|Trocine, T - DPT|
|Timmer, L. - UNIV. OF FLORIDA|
Submitted to: Phytopathology
Publication Type: Peer Reviewed Journal
Publication Acceptance Date: May 29, 1997
Publication Date: N/A
Interpretive Summary: The device described in this manuscript was designed to study the spore release by fungal plant pathogens under various controlled environmental conditions. The device consists of a small environmental chamber into which specimens of plant material, infected with pathogens, can be placed. By the use of a computer, the environmental conditions within the chamber can be controlled and manipulated. The environmental factors that can be controlled are temperature, relative humidity, light in the visual and infra red range, simulated rainfall, wind speed, and vibration. Programs can be written on the computer to control all of the above parameters simultaneously, change them over time, and monitor and record the conditions within the chamber every few seconds.
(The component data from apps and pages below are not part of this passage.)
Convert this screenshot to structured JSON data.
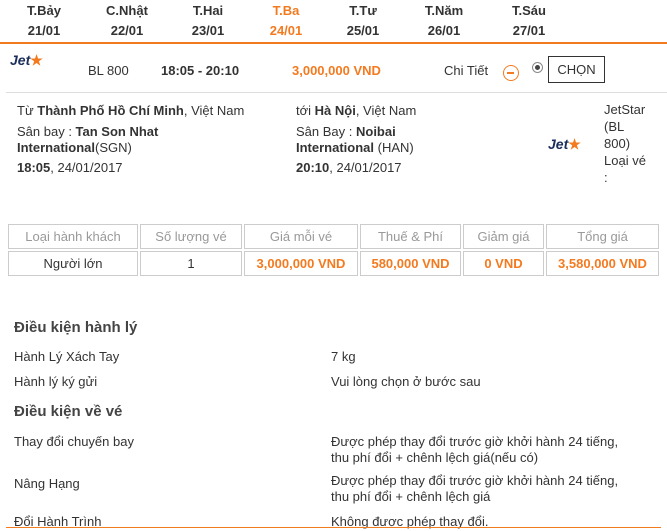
{
  "dates": [
    {
      "weekday": "T.Bảy",
      "date": "21/01",
      "active": false
    },
    {
      "weekday": "C.Nhật",
      "date": "22/01",
      "active": false
    },
    {
      "weekday": "T.Hai",
      "date": "23/01",
      "active": false
    },
    {
      "weekday": "T.Ba",
      "date": "24/01",
      "active": true
    },
    {
      "weekday": "T.Tư",
      "date": "25/01",
      "active": false
    },
    {
      "weekday": "T.Năm",
      "date": "26/01",
      "active": false
    },
    {
      "weekday": "T.Sáu",
      "date": "27/01",
      "active": false
    }
  ],
  "flight": {
    "airline_logo": "Jet",
    "code": "BL 800",
    "time": "18:05 - 20:10",
    "price": "3,000,000 VND",
    "detail_label": "Chi Tiết",
    "select_label": "CHỌN"
  },
  "detail": {
    "from_prefix": "Từ",
    "from_city": "Thành Phố Hồ Chí Minh",
    "from_country": ", Việt Nam",
    "to_prefix": "tới",
    "to_city": "Hà Nội",
    "to_country": ", Việt Nam",
    "from_airport_label": "Sân bay : ",
    "from_airport_name_1": "Tan Son Nhat",
    "from_airport_name_2": "International",
    "from_airport_code": "(SGN)",
    "to_airport_label": "Sân Bay : ",
    "to_airport_name_1": "Noibai",
    "to_airport_name_2": "International",
    "to_airport_code": " (HAN)",
    "depart_time": "18:05",
    "depart_date": ", 24/01/2017",
    "arrive_time": "20:10",
    "arrive_date": ", 24/01/2017",
    "carrier_logo": "Jet",
    "carrier_lines": [
      "JetStar",
      "(BL",
      "800)",
      "Loại vé",
      ":"
    ]
  },
  "fare_table": {
    "headers": [
      "Loại hành khách",
      "Số lượng vé",
      "Giá mỗi vé",
      "Thuế & Phí",
      "Giảm giá",
      "Tổng giá"
    ],
    "row": [
      "Người lớn",
      "1",
      "3,000,000 VND",
      "580,000 VND",
      "0 VND",
      "3,580,000 VND"
    ]
  },
  "baggage": {
    "title": "Điều kiện hành lý",
    "items": [
      {
        "label": "Hành Lý Xách Tay",
        "value": "7 kg"
      },
      {
        "label": "Hành lý ký gửi",
        "value": "Vui lòng chọn ở bước sau"
      }
    ]
  },
  "ticket": {
    "title": "Điều kiện về vé",
    "items": [
      {
        "label": "Thay đổi chuyến bay",
        "value_1": "Được phép thay đổi trước giờ khởi hành 24 tiếng,",
        "value_2": "thu phí đổi + chênh lệch giá(nếu có)"
      },
      {
        "label": "Nâng Hạng",
        "value_1": "Được phép thay đổi trước giờ khởi hành 24 tiếng,",
        "value_2": "thu phí đổi + chênh lệch giá"
      },
      {
        "label": "Đổi Hành Trình",
        "value_1": "Không được phép thay đổi.",
        "value_2": ""
      }
    ]
  },
  "colors": {
    "accent": "#f47a20",
    "logo_text": "#1b2d5a"
  }
}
By studying each of these factors independently and in combination with other environmental factors, we hope to determine those conditions that cause the pathogens of citrus and other crops to release spores (infectious pathogens), and those conditions which inhibit spore release. The information can then be applied to assist in disease control in the field by changing horticultural practices to inhibit or delay pathogen release, or to cause release during times when the crop is not susceptible. Such a strategy forces the pathogen to shed its infectious propagules when no infection can take place, allowing the crop to escape infection, thereby protecting it.
Technical Abstract: An environmental chamber was designed to study aerial release of spores of ascomycetes and hyphomycetes, based on a previous device developed by C. M. Leach. Relative humidity (RH), temperature, red (660 nM) and infrared (880 nM) light, leaf wetness, wind speed, vibration, and rain events are controlled and monitored within the chamber via an RTC-HC11 real-time controller and data acquisition system. A BASIC computer program is uploaded to and controls the system by requesting a profile of environmental conditions that change through time according to user specifications. The controller interacts with a stepper motor, solenoids and relay switches via a feedback system based on data received from solid state RH, temperature, and leaf wetness sensors. The data acquisition system records environmental data from the chamber in RAM memory that can be downloaded to a PC for correlation with spore release data. Spores released from fungal specimens on plant tissues, and cultures that are placed into the chamber and subjected to the desired interactions of environmental conditions, are collected on a continuous volumetric spore trap at an exhaust port from the chamber. The device is presently being used to study Mycosphaerella citri and Alternaria citri spore release.